14th May 2014
Whoop! Whoop! The sailing plan for the summer has begun! After a mad day yesterday of provisioning, loading, fuelling, watering, Whinchat was good to go. I had the sense that she was straining at her warps to be set free. A winter on a car park in Falmouth, and last summer as a floating holiday cottage seems an indignity for such a creature of the sea.
This morning, Simon was on the harbour wall, smoking a fag, when we arrived, theoretically early. Pete had the pre-trip nerves he always gets, and I had an echo of them too. The difference between he and me, is that he is excited by them, whereas they somewhat scare the bejesus out of me. I knew he would be fine as soon as he was on board, and he was. Both Simon and Pete were like sprinters in their blocks. Simon was keen to put some distance between him and his emails, and Pete just needed to feel the first strides to ease into his own race.
It was the oddest feeling seeing them leave. My beautiful boat, the complete love of my life, setting off into the unknown. At the risk of cliche, there was a veritable cocktail of emotions. Such sadness to see them go, coupled with that, a fleeting moment of envy. Perhaps I could do it? Pride that Pete is setting about to achieve one of his ambitions. All tinged with an overriding edge of worry. What happens if….
I stood on the quay and watched Whinchat glide out through the lines of mooring buoys that I know so well. A sentry of boats saluting her as she eased past, Simon busy doing the crew-related jobs that I do. The lines tied up, stowed in the warps’ locker, the ‘gate’ secured, signalling the time for passage, the fenders untied and stowed in the monster lazarette. Here was someone in my space. And yet, I didn’t want to be there, but there is a ghost of me onboard in every action.
Ah, but let’s not get too romantic here, because when it comes to the cruising chute, we are acquainted, but not really friends.
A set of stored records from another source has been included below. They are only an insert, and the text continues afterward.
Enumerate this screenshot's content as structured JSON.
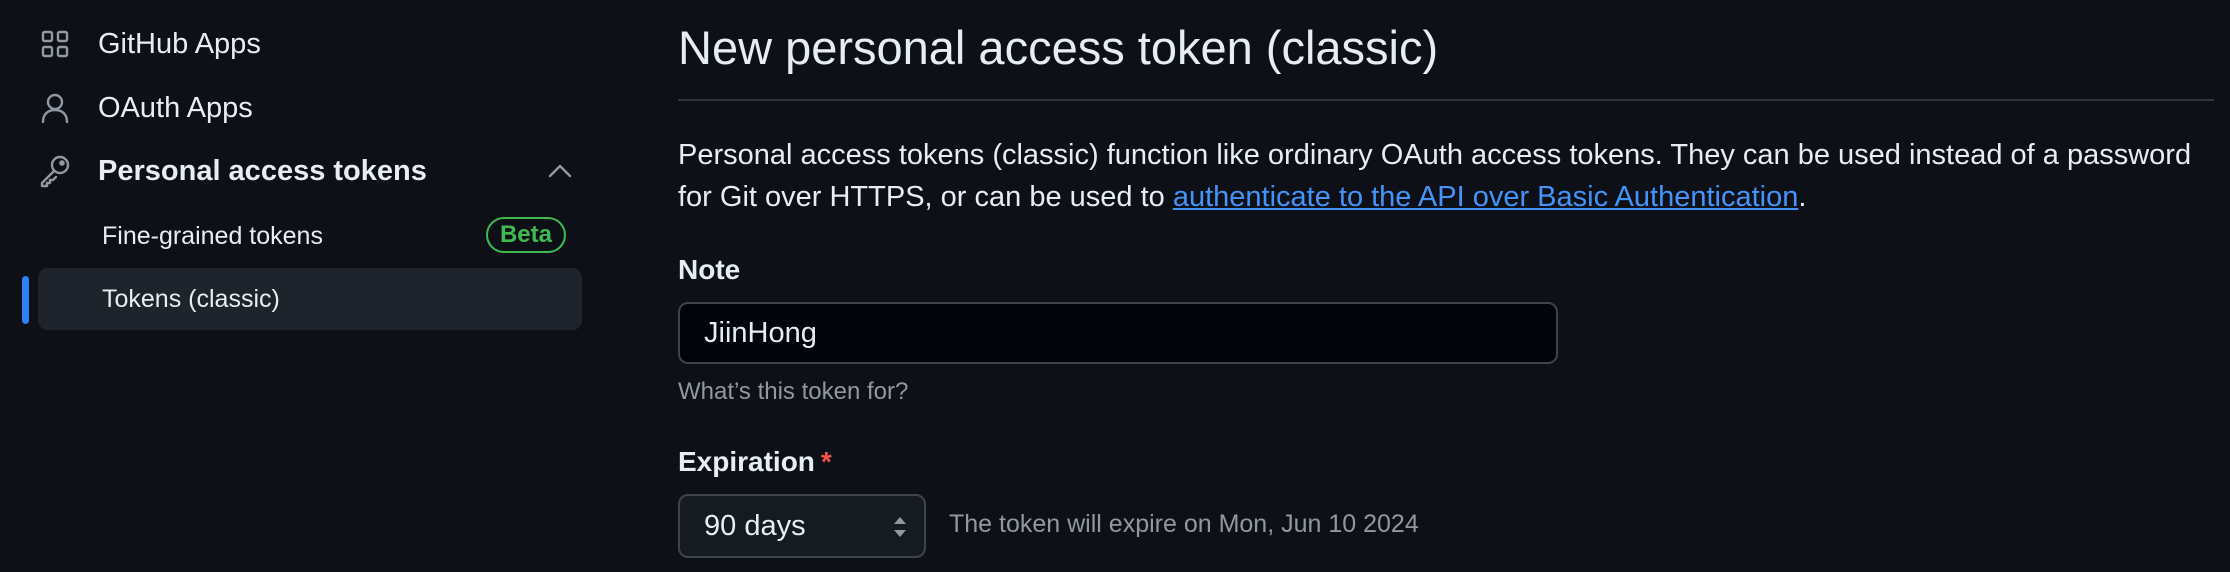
{
  "sidebar": {
    "items": [
      {
        "label": "GitHub Apps",
        "icon": "apps-grid-icon"
      },
      {
        "label": "OAuth Apps",
        "icon": "person-icon"
      },
      {
        "label": "Personal access tokens",
        "icon": "key-icon",
        "expanded": true
      }
    ],
    "subitems": [
      {
        "label": "Fine-grained tokens",
        "badge": "Beta"
      },
      {
        "label": "Tokens (classic)",
        "active": true
      }
    ]
  },
  "main": {
    "title": "New personal access token (classic)",
    "description_before": "Personal access tokens (classic) function like ordinary OAuth access tokens. They can be used instead of a password for Git over HTTPS, or can be used to ",
    "description_link": "authenticate to the API over Basic Authentication",
    "description_after": ".",
    "note": {
      "label": "Note",
      "value": "JiinHong",
      "hint": "What’s this token for?"
    },
    "expiration": {
      "label": "Expiration",
      "required_mark": "*",
      "selected": "90 days",
      "info": "The token will expire on Mon, Jun 10 2024"
    }
  },
  "colors": {
    "background": "#0d1117",
    "link": "#4493f8",
    "active_indicator": "#2f81f7",
    "beta_badge": "#3fb950",
    "required": "#f85149"
  }
}
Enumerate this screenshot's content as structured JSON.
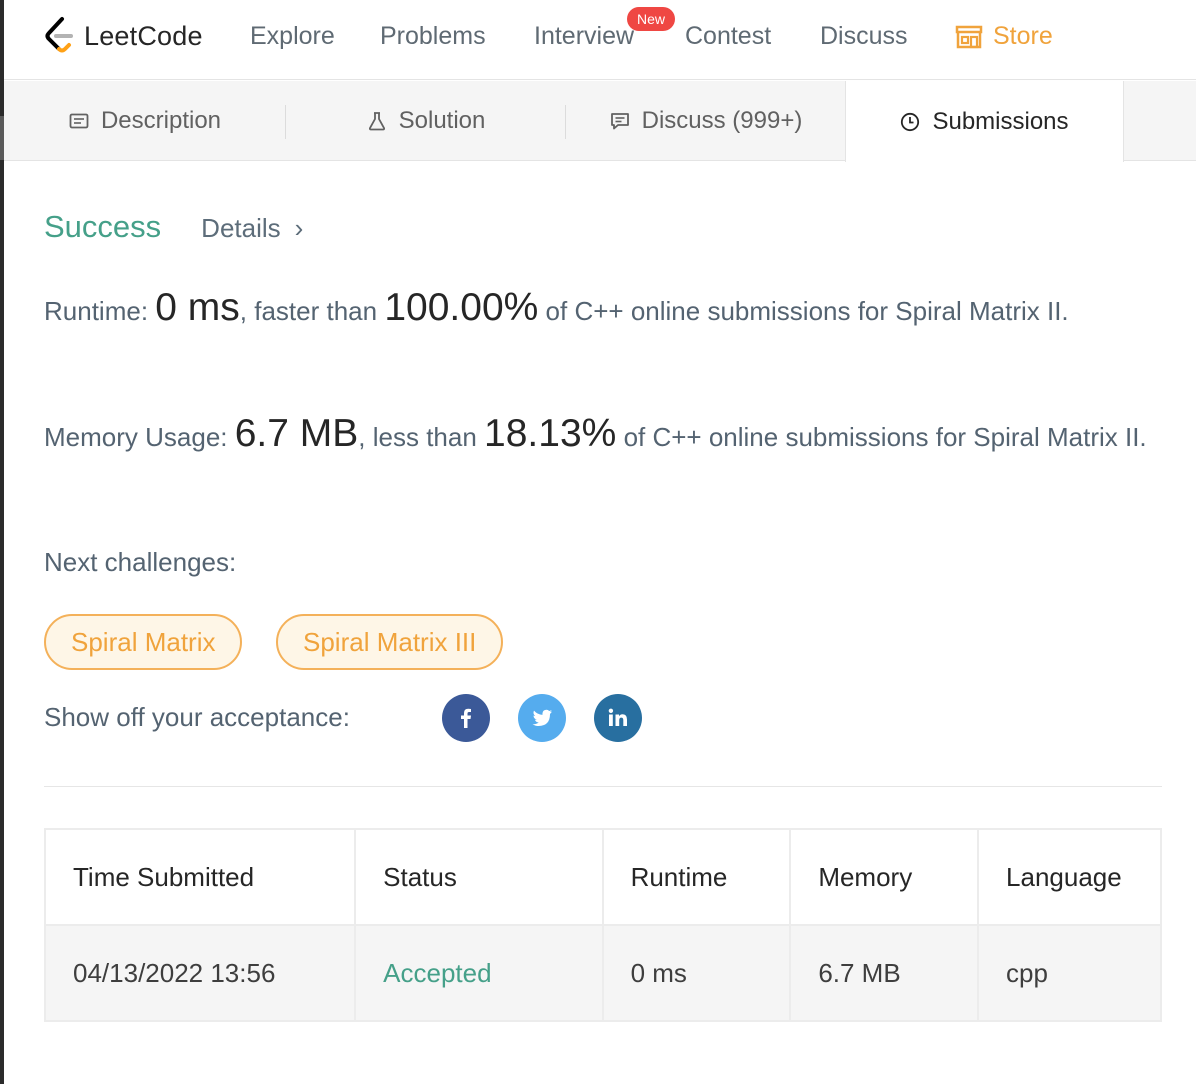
{
  "nav": {
    "logo_text": "LeetCode",
    "items": [
      "Explore",
      "Problems",
      "Interview",
      "Contest",
      "Discuss"
    ],
    "new_badge": "New",
    "store_label": "Store",
    "store_color": "#f0a33c"
  },
  "tabs": [
    {
      "label": "Description",
      "icon": "description-icon"
    },
    {
      "label": "Solution",
      "icon": "flask-icon"
    },
    {
      "label": "Discuss (999+)",
      "icon": "comment-icon"
    },
    {
      "label": "Submissions",
      "icon": "clock-icon",
      "active": true
    }
  ],
  "result": {
    "status": "Success",
    "status_color": "#45a089",
    "details_label": "Details",
    "runtime": {
      "label": "Runtime:",
      "value": "0 ms",
      "mid": ", faster than",
      "percent": "100.00%",
      "tail": "of C++ online submissions for Spiral Matrix II."
    },
    "memory": {
      "label": "Memory Usage:",
      "value": "6.7 MB",
      "mid": ", less than",
      "percent": "18.13%",
      "tail": "of C++ online submissions for Spiral Matrix II."
    },
    "next_label": "Next challenges:",
    "next_challenges": [
      "Spiral Matrix",
      "Spiral Matrix III"
    ],
    "share_label": "Show off your acceptance:",
    "share": [
      {
        "name": "facebook-icon",
        "color": "#3b5998"
      },
      {
        "name": "twitter-icon",
        "color": "#55acee"
      },
      {
        "name": "linkedin-icon",
        "color": "#286fa0"
      }
    ]
  },
  "submissions": {
    "headers": [
      "Time Submitted",
      "Status",
      "Runtime",
      "Memory",
      "Language"
    ],
    "rows": [
      [
        "04/13/2022 13:56",
        "Accepted",
        "0 ms",
        "6.7 MB",
        "cpp"
      ]
    ]
  }
}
Flip back a day or two, when the boys were supposed to cast off, and it was blowing an almighty hoolie. Simon, probably (the racing demon), had jested that they’d have the cruising chute up by Black Rock (an isolated danger, sitting proud in the Carrick Roads). No way, I’d thought, and laughed it off.
As I watched them haul the mainsail outside the field of moorings, it occurred to me that I could go around to the Point and watch them cross the Bay. I drove through the morning traffic to the ‘scenic’ route that takes you behind the Docks. I’d expected to be able to stop and watch them waft by, but there was no sign of them. Really? In about 15 minutes. I pressed on to the Point. I’d had enough time to drive and to send a message into Chris Evans’ Breakfast Show’s Breaking News (and for it to be aired) before I caught sight of them, the full glory of the kite flying, way before Black Rock. The Mini rocked with my laughter – they’d done it! Brilliant. She looked amazing, and there was no one else to see it. No one to share it with, point her out, glinting in the sparkly sea. I watched them coast past, wondering if they could see me.
It was hard to tear myself away, but she was sailing well and she’d soon disappeared to a, granted, colourful smidge of herself. It was time to get on with my day… which has involved obsessive reloading of MarineTraffic. I’ve charted the variations in speed, and guessed at the variations in mood. Quick = satisfying. Slow = frustrating. Whinchat seems to be out of range now.
Here, the day is fading, although with the sun/moon cycles they won’t have any real darkness, but I wonder if they’ve eaten the chicken dish I made, or whether it has been a day of crisps and chocolate. Have they seen dolphins? How are they? The watch system will have kicked in now, and from the stability of my dining room table, and a freshly made bed upstairs, I’m OK being here.
sunrise kisses the water
a million diamonds
shiver in delight